Marsiglia said underwriters view more kindly organizations that deliver coverage applications that are clear and very well organized.
“When I see an application that is concisely completed, that there seems to be thought behind the plans and protocols that are in place, I feel like that is always going to be a better risk,” she said.
“It’s just an offshoot of what they are doing in their risk management,” she said.
According to Silverado’s Russo, regular inspections of memory care facilities to examine and prevent the dire threat of elopements, and regular assessments of residents to gauge the progression of this dread disease are two such protocols.
There are hopes that foreign-trained nurses and aides can help ameliorate the staff and management shortage that is so acute in memory care.

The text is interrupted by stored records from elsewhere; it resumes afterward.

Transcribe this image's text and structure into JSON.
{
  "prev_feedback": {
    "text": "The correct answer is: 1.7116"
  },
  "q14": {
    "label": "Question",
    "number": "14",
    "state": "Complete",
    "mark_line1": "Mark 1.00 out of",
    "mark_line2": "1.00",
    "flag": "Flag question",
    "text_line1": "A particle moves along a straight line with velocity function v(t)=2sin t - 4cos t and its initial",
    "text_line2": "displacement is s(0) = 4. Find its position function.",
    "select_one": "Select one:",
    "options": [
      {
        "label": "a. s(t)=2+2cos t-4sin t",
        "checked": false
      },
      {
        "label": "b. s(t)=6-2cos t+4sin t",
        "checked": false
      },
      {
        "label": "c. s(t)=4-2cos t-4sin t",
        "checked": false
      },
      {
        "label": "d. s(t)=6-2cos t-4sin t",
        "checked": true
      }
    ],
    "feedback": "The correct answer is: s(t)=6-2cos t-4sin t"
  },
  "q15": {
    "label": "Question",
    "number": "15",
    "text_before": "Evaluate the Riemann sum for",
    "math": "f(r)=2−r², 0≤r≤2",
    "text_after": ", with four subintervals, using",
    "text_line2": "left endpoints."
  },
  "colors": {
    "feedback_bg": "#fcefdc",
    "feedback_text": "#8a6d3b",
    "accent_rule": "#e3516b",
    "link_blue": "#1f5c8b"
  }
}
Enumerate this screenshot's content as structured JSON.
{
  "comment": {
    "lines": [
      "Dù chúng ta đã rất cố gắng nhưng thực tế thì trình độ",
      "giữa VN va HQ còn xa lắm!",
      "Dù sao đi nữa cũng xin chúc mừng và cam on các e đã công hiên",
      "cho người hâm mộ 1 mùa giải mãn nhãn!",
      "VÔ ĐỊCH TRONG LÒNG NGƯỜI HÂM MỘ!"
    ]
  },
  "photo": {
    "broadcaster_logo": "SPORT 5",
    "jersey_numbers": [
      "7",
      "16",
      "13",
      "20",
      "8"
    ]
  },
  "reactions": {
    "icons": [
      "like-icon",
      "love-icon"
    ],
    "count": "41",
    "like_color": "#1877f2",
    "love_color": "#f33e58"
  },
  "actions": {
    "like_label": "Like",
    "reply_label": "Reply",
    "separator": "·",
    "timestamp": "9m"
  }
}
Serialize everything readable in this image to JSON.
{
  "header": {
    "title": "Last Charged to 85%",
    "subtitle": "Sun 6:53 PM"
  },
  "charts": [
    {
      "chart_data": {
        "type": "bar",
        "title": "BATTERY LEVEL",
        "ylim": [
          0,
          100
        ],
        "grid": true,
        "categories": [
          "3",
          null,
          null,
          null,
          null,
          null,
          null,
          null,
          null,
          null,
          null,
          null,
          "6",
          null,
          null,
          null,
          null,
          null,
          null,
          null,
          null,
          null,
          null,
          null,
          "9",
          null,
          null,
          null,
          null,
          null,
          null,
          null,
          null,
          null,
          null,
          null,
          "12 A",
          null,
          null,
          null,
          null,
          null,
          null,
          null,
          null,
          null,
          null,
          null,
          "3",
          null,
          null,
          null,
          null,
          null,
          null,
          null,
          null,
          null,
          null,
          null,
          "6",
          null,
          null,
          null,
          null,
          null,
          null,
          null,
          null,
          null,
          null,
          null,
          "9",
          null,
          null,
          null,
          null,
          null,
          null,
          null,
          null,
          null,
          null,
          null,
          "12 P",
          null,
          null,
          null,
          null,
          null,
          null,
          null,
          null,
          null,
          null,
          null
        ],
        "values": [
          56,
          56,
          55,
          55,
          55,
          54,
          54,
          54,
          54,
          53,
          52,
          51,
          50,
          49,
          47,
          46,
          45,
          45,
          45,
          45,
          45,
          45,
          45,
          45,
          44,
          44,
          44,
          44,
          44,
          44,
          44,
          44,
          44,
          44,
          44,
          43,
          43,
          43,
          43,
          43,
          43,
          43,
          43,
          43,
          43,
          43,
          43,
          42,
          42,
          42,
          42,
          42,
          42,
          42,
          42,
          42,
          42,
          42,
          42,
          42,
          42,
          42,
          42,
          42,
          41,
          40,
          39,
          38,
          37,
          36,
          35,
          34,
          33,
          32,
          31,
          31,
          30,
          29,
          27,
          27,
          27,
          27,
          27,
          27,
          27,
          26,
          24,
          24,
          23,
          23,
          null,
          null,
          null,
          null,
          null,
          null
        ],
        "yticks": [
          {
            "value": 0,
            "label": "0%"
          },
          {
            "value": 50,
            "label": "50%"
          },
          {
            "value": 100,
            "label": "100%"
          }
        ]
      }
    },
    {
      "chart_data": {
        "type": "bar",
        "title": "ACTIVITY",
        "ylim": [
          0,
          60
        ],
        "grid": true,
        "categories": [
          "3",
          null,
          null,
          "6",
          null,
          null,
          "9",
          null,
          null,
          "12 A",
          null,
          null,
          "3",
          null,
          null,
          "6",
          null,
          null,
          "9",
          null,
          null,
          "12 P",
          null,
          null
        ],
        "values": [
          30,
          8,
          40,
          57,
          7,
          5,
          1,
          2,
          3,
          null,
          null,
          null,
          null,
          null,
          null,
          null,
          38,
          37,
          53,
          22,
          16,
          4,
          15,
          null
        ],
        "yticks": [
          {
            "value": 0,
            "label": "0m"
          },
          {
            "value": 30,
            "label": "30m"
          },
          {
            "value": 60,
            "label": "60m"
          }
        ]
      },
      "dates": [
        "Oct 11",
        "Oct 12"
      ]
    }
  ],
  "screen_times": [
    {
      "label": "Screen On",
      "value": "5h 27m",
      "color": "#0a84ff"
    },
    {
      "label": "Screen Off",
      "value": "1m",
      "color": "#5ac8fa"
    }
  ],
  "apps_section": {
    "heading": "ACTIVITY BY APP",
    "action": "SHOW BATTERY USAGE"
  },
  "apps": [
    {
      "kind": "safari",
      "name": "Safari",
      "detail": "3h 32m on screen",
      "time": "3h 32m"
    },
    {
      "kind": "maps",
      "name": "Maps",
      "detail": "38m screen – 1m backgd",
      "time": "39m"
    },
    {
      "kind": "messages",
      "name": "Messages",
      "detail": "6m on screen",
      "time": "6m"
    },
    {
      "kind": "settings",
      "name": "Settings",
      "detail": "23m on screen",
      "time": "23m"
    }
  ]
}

But whether foreign-trained staff can come to the rescue or not, CareRise’s Goux said making the best of human resources in this area means taking the time to know what is really important to staff members. Listen to them authentically, he said, and you have a much better chance of keeping them.
“You don’t know what matters to people unless you bring them in and talk to them,” said Goux, whose family has been in the senior care business for generations.
“It needs to be a truly focused group effort within an organization to ensure that the ownership is aware of what matters to those employees,” he said.
That may mean free meals on campus; top-notch health care coverage; or making sure that if one employee group, say the nurses, has a special outing, that the nurses’ aides get their own day out.
Constant mini-focus groups (weekly) with the facility team, ensuring their needs are being met, coupled with rewarding good customer-based performance is a solid way of retaining staff within the marketplace, Goux said.
Russo said stringent testing of prospective hires is one way to avoid litigation, to in fact determine whether an individual is right for a very challenging work environment.
“We take that all the way from the initial hiring process. We even conduct an integrity test for every new associate and if they don’t pass then they don’t work for Silverado,” he said.
“We take a lot of measures to make sure that we have the best people in place that can handle the unique issues and challenges that come with Alzheimer’s and dementia care,” he said.
Those not trained in this area will probably react the wrong way when struck or otherwise abused by a resident. That could well lead to a charge of elder abuse.
“That’s a huge risk to providers when caring for this type of vulnerable and impulsive resident,” Russo said.
With this need and this type of demand, investment money is pouring into this space.
“It’s a disease and a condition that is expensive and there is no cure.” —Steve Kennedy, senior managing director, Lancaster Pollard
But OneBeacon’s Hughes said companies need to decide whether this is the right business for them.
Does a company have the will and the ability to iron out uncertainty and create consistency in its memory care operations?
“By using an enterprise risk management approach you really decide whether this is a business you want to be in,” Hughes said.
Communicating your mission, your values, and why you will succeed is also very important in the conversation with insurance carriers, Russo said.
“I have the CEO and the CFO meet with the underwriters and explain the purpose of our organization. If we can explain what we do, that we’re not just in this business to make a profit, that we actually are in it to change lives and affect the world, that makes them more comfortable.” &